What the task asks: Beginning with the line that holds "Output a JSON", write out the remaining lines of the material exactly, the last line included.

Dataset records:
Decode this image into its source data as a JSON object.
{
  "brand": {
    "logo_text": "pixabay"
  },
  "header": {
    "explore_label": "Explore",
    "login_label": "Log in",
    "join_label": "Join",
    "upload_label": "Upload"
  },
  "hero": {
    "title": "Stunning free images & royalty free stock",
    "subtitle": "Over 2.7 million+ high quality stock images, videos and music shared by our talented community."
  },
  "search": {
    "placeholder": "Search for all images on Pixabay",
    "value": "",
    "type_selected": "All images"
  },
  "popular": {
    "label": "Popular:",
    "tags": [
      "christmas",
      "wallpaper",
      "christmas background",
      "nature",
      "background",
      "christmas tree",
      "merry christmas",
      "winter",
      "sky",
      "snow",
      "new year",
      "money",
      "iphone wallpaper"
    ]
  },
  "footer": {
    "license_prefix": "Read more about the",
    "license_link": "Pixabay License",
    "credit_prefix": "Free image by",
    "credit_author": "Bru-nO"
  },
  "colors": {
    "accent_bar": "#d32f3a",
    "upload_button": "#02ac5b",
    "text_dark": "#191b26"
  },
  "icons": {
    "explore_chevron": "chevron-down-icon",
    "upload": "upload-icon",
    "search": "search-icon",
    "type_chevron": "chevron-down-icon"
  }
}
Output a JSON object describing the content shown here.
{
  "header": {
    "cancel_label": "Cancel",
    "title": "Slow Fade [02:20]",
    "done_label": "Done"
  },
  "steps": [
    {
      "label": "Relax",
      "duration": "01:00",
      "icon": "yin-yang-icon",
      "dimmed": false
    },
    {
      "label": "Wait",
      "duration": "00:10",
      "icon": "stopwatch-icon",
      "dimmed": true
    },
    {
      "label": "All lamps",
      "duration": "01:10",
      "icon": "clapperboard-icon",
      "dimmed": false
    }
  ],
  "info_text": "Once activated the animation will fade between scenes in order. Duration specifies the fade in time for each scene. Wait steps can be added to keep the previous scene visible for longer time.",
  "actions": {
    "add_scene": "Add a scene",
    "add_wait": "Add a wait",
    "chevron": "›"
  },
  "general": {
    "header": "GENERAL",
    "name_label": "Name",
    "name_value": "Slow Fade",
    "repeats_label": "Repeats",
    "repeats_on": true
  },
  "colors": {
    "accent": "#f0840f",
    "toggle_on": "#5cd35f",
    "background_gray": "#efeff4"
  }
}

Response to this exercise:
Output a JSON object describing the content shown here.
{
  "header": {
    "cancel_label": "Cancel",
    "title": "Slow Fade [02:20]",
    "done_label": "Done"
  },
  "steps": [
    {
      "label": "Relax",
      "duration": "01:00",
      "icon": "yin-yang-icon",
      "dimmed": false
    },
    {
      "label": "Wait",
      "duration": "00:10",
      "icon": "stopwatch-icon",
      "dimmed": true
    },
    {
      "label": "All lamps",
      "duration": "01:10",
      "icon": "clapperboard-icon",
      "dimmed": false
    }
  ],
  "info_text": "Once activated the animation will fade between scenes in order. Duration specifies the fade in time for each scene. Wait steps can be added to keep the previous scene visible for longer time.",
  "actions": {
    "add_scene": "Add a scene",
    "add_wait": "Add a wait",
    "chevron": "›"
  },
  "general": {
    "header": "GENERAL",
    "name_label": "Name",
    "name_value": "Slow Fade",
    "repeats_label": "Repeats",
    "repeats_on": true
  },
  "colors": {
    "accent": "#f0840f",
    "toggle_on": "#5cd35f",
    "background_gray": "#efeff4"
  }
}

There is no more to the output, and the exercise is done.